Canadian journalist Donna Laframboise. Former National Post & Toronto Star columnist, past vice president of the Canadian Civil Liberties Association. New posts: Mondays & Wednesdays.
Rajendra Pachauri, the chairman of the Intergovernmental Panel on Climate Change (IPCC), appears to be on a media tour intended to rehabilitate both his own reputation and that of the organization he leads.
Yesterday’s article in the UK’s Telegraph may turn out to be one of a series of similar stories (backup link here). Unfortunately, there’s every indication that these accounts will be written by shockingly uninformed journalists who’ll continue to give Pachauri the benefit of the doubt.
In this instance journalist Peter Stanford falls for Pachauri’s claim that he’s being targeted in a shoot-the-messenger scenario. According to this narrative, the public doesn’t want to confront the danger of climate change so the person delivering the unwelcome news gets attacked.
Oh, please. Pachauri has systematically misled the entire world about how his organization writes its reports. He has insisted that these reports are based only on peer-reviewed literature when this is simply not the case.
He has boasted that his organization is utterly transparent – but an InterAcademy Council committee that took a close look at the IPCC last year concluded otherwise – before recommending that Pachauri should step down.
Pachauri has said IPCC reports are written by the world’s top scientists when, in fact, many of those involved are 20-something grad students, green activists, and people appointed with an eye to filling “diversity” quotas.
“Each chapter of the report has two co-ordinating lead authors,” [Pachauri] explains, “and then nine other contributing authors. Sven Teske was one of the nine, as was someone from a Jamaican oil company. These people are not dummies. They are distinguished scientists.” [bold added]
In 2006 he was described as the “Greenpeace Co-ordinator and scenario analyst” in a Greenpeace report produced in conjunction with the European Photovoltaic Industry Association (a solar power lobby group).
According to a bio that was online in January 2010 but has since disappeared, Teske has a BSc in engineering and a masters in “wind energy technology.” But a bio in this 2009 book makes no mention of a masters degree – although it says Teske has been in the employ of Greenpeace since 1994.

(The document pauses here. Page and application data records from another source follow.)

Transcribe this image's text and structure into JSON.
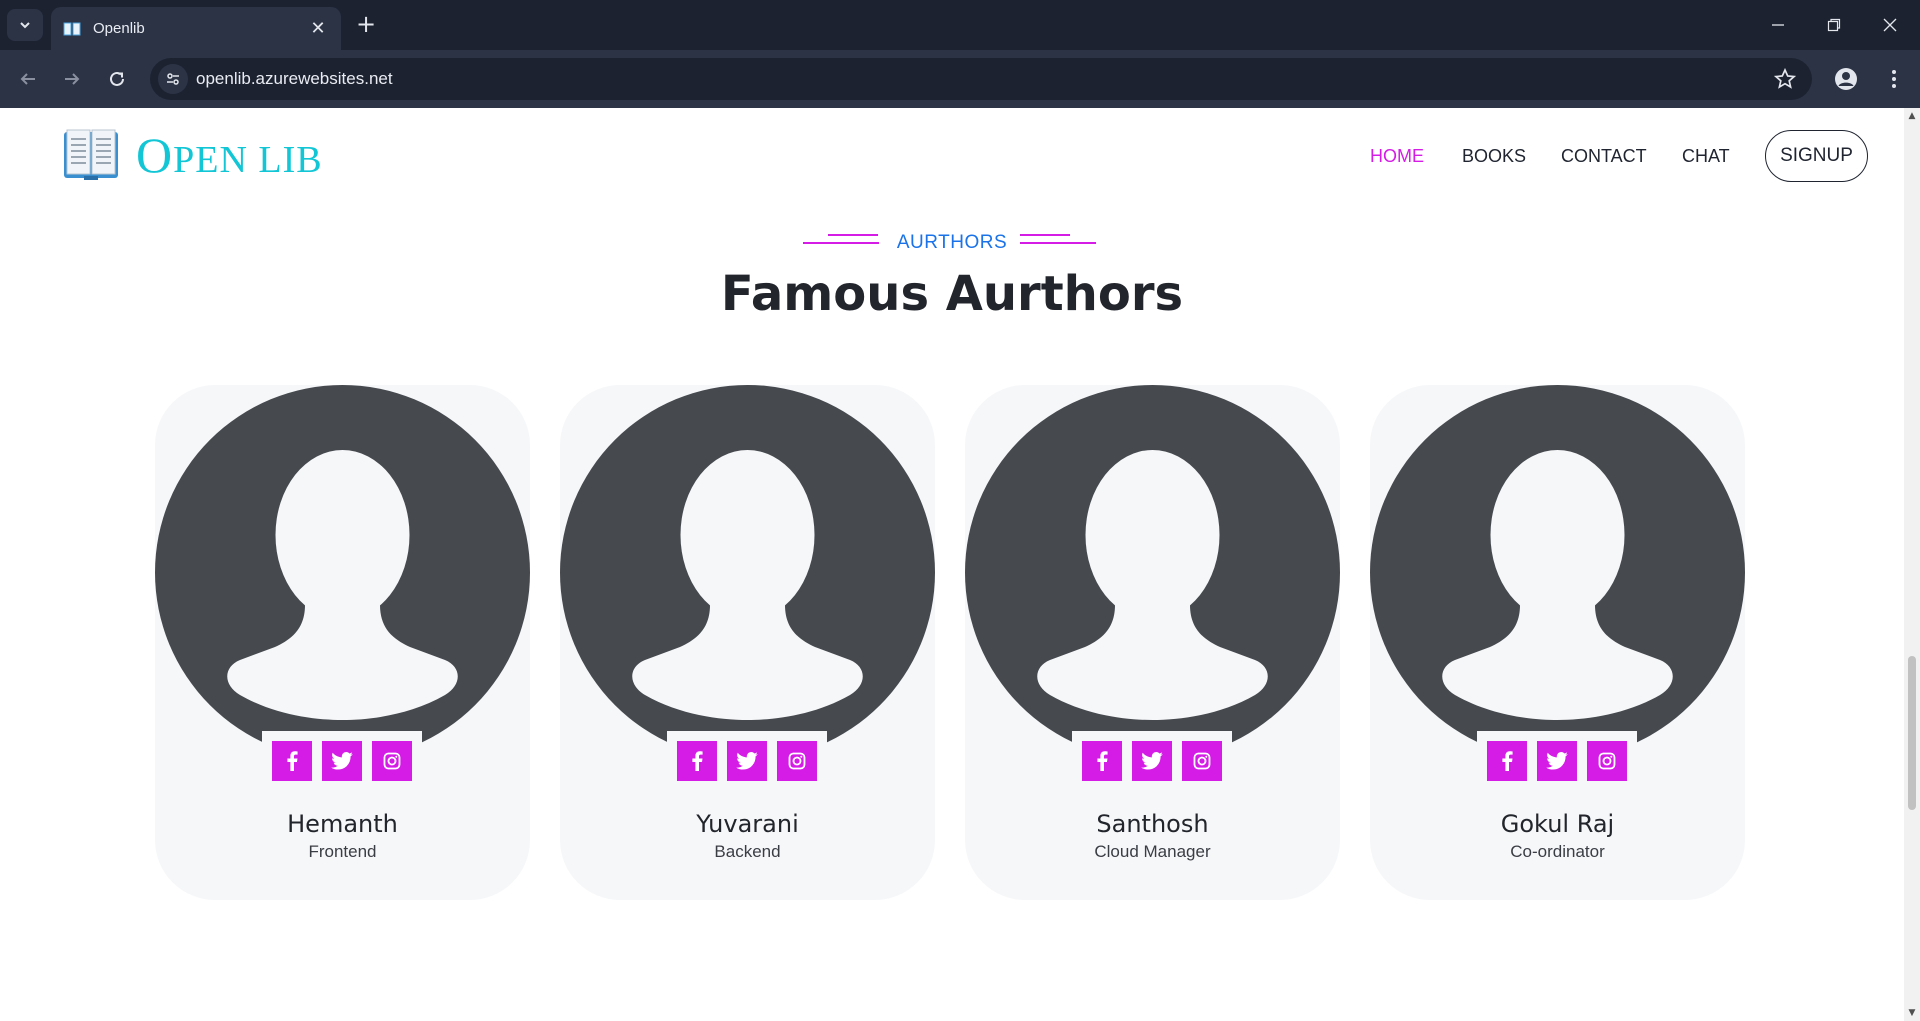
{
  "browser": {
    "tab_title": "Openlib",
    "url": "openlib.azurewebsites.net"
  },
  "site": {
    "brand_first": "O",
    "brand_rest": "PEN LIB",
    "nav": [
      {
        "label": "HOME",
        "active": true
      },
      {
        "label": "BOOKS",
        "active": false
      },
      {
        "label": "CONTACT",
        "active": false
      },
      {
        "label": "CHAT",
        "active": false
      }
    ],
    "signup_label": "SIGNUP"
  },
  "section": {
    "eyebrow": "AURTHORS",
    "heading": "Famous Aurthors"
  },
  "authors": [
    {
      "name": "Hemanth",
      "role": "Frontend"
    },
    {
      "name": "Yuvarani",
      "role": "Backend"
    },
    {
      "name": "Santhosh",
      "role": "Cloud Manager"
    },
    {
      "name": "Gokul Raj",
      "role": "Co-ordinator"
    }
  ],
  "colors": {
    "accent": "#d41ce6",
    "brand": "#13c6d6",
    "eyebrow": "#1a73e8",
    "avatar_bg": "#464a4f"
  }
}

To recap, then: Teske appears to have no more than a Masters degree. He has been a Greenpeace activist and employee for the past 17 years. Depending on which press release you read he is either an expert in renewable energy or on nuclear matters (in the Greenpeace world, these are not the same thing).
Perhaps Pachauri and journalist Stanford would care to explain which part of Teske’s CV makes him a distinguished scientist.